An Alberta man convicted of killing his wife will be given a new trial.

The North Carolina Court of Appeals overturned the guilty verdict against Medicine Hat native Bradley Graham Cooper Tuesday morning.

His wife Nancy’s body was found in a drainage ditch in 2008; she had been strangled and left not far from the family home outside of Raleigh.

Cooper called the police, telling investigators his wife had gone out for a jog and never returned.

Three years later, he was found guilty in what has since become the longest non-capital trial in the history of Wake County.

The couple had moved to the area in 2001 after being married in Calgary.

According to court documents, the Coopers’ relationship had become strained in the time leading up to Nancy’s murder.

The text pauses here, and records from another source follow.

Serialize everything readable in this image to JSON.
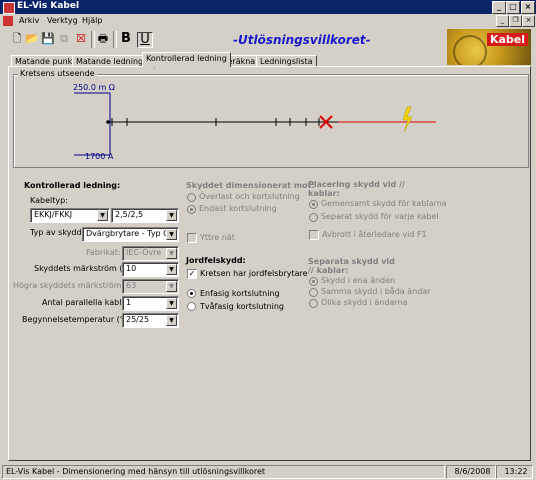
{
  "window": {
    "title": "EL-Vis Kabel",
    "minimize": "_",
    "maximize": "□",
    "close": "×"
  },
  "menu": {
    "items": [
      "Arkiv",
      "Verktyg",
      "Hjälp"
    ],
    "mdi_min": "_",
    "mdi_restore": "❐",
    "mdi_close": "×"
  },
  "toolbar": {
    "heading": "-Utlösningsvillkoret-",
    "bold_label": "B",
    "underline_label": "U",
    "logo_text": "Kabel"
  },
  "tabs": [
    "Matande punkt",
    "Matande ledningar",
    "Kontrollerad ledning",
    "Beräkna",
    "Ledningslista"
  ],
  "circuit": {
    "group_label": "Kretsens utseende",
    "impedance": "250.0 m Ω",
    "current": "1700 A"
  },
  "kontrollerad": {
    "title": "Kontrollerad ledning:",
    "kabeltyp_label": "Kabeltyp:",
    "kabeltyp_value": "EKKJ/FKKJ",
    "area_value": "2,5/2,5",
    "skydd_label": "Typ av skydd:",
    "skydd_value": "Dvärgbrytare - Typ C",
    "fabrikat_label": "Fabrikat:",
    "fabrikat_value": "IEC-Övre",
    "markstrom_label": "Skyddets märkström (A):",
    "markstrom_value": "10",
    "hogra_label": "Högra skyddets märkström (A):",
    "hogra_value": "63",
    "parallella_label": "Antal parallella kablar:",
    "parallella_value": "1",
    "temp_label": "Begynnelsetemperatur (°C):",
    "temp_value": "25/25"
  },
  "dimensionerat": {
    "title": "Skyddet dimensionerat mot:",
    "opt1": "Överlast och kortslutning",
    "opt2": "Endast kortslutning",
    "yttre": "Yttre nät"
  },
  "jordfel": {
    "title": "Jordfelskydd:",
    "check": "Kretsen har jordfelsbrytare",
    "opt1": "Enfasig kortslutning",
    "opt2": "Tvåfasig kortslutning"
  },
  "placering": {
    "title1": "Placering skydd vid //",
    "title2": "kablar:",
    "opt1": "Gemensamt skydd för kablarna",
    "opt2": "Separat skydd för varje kabel",
    "avbrott": "Avbrott i återledare vid F1"
  },
  "separata": {
    "title1": "Separata skydd vid",
    "title2": "// kablar:",
    "opt1": "Skydd i ena änden",
    "opt2": "Samma skydd i båda ändar",
    "opt3": "Olika skydd i ändarna"
  },
  "status": {
    "text": "EL-Vis Kabel - Dimensionering med hänsyn till utlösningsvillkoret",
    "date": "8/6/2008",
    "time": "13:22"
  }
}
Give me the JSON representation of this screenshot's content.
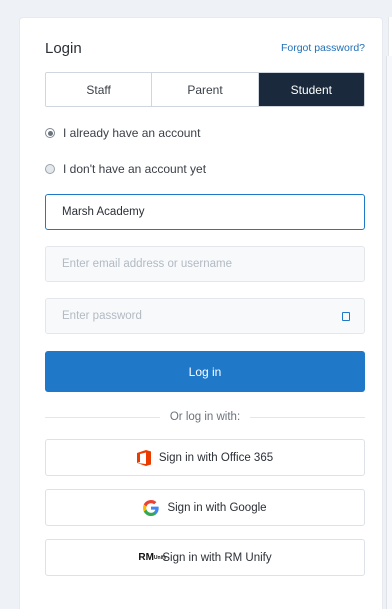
{
  "header": {
    "title": "Login",
    "forgot_password": "Forgot password?"
  },
  "tabs": [
    {
      "label": "Staff",
      "active": false
    },
    {
      "label": "Parent",
      "active": false
    },
    {
      "label": "Student",
      "active": true
    }
  ],
  "account_options": [
    {
      "label": "I already have an account",
      "checked": true
    },
    {
      "label": "I don't have an account yet",
      "checked": false
    }
  ],
  "form": {
    "school_value": "Marsh Academy",
    "email_placeholder": "Enter email address or username",
    "password_placeholder": "Enter password",
    "login_label": "Log in"
  },
  "divider_text": "Or log in with:",
  "sso": {
    "office365": "Sign in with Office 365",
    "google": "Sign in with Google",
    "rm_unify": "Sign in with RM Unify",
    "rm_logo_main": "RM",
    "rm_logo_sub": "Unify"
  },
  "colors": {
    "accent": "#1f78c8",
    "active_tab": "#1a2a3c",
    "office_orange": "#eb3c00",
    "google_blue": "#4285f4",
    "google_red": "#ea4335",
    "google_yellow": "#fbbc05",
    "google_green": "#34a853"
  }
}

The couple had an argument at a party the night before she went missing.

A Dateline documentary revealed the final straw in their relationship was an extramarital affair between Bradley and Nancy’s best friend.

Nancy filed for separation and attempted to take her daughters back to Canada, when her husband found their passports and hid them.

The key piece of evidence was a computer belonging to Bradley, where homicide detectives found a Google map on his hard drive.

It highlighted the subdivision and exact location as to where his wife had been found.

Police charged him with murder three months later.

Defence lawyers argued the map had been planted, his computer had been tampered with and they had witnesses ready to testify to that fact.

The presiding judge threw out their testimony, something two appellate court judges has since ruled “flawed.”

In the appeal, Cooper’s attorney argued the trial court’s ruling was an “abuse of discretion” and deprived their client of his right to mount a defence.

Wake County’s District Attorney Colon Willoughby Jr. tells 660News, he was surprised and disappointed by the decision.

“I thought the State had presented a good case and I thought the evidence of guilt was overwhelming and I thought if there were any errors, they were harmless errors and that the conviction should stand,” he says.

Willoughby believes Cooper was given a fair trial and this order is unwarranted.

It’s unclear how long this new trial will last; he says that partially depends on whether they seek a review by the U.S. Supreme Court.

“If not, then the case will come back for a new trial and that may take a period of months or even years depending on whether or not the same lawyers are appointed for him or whether he gets new lawyers,” he explains.

The District Attorney expects that decision will be made in the coming days.

Willoughby says the prosecutor who originally tried the case has been in touch with Nancy Cooper’s parents in Edmonton but declined to comment on their conversation.

“Periodically we have cases in which the Court of Appeals says the defendant is entitled to a new trial, that’s not an abnormality; that happens from time to time,” he says. “This one just happened to be a longer, more complex trial than usual.”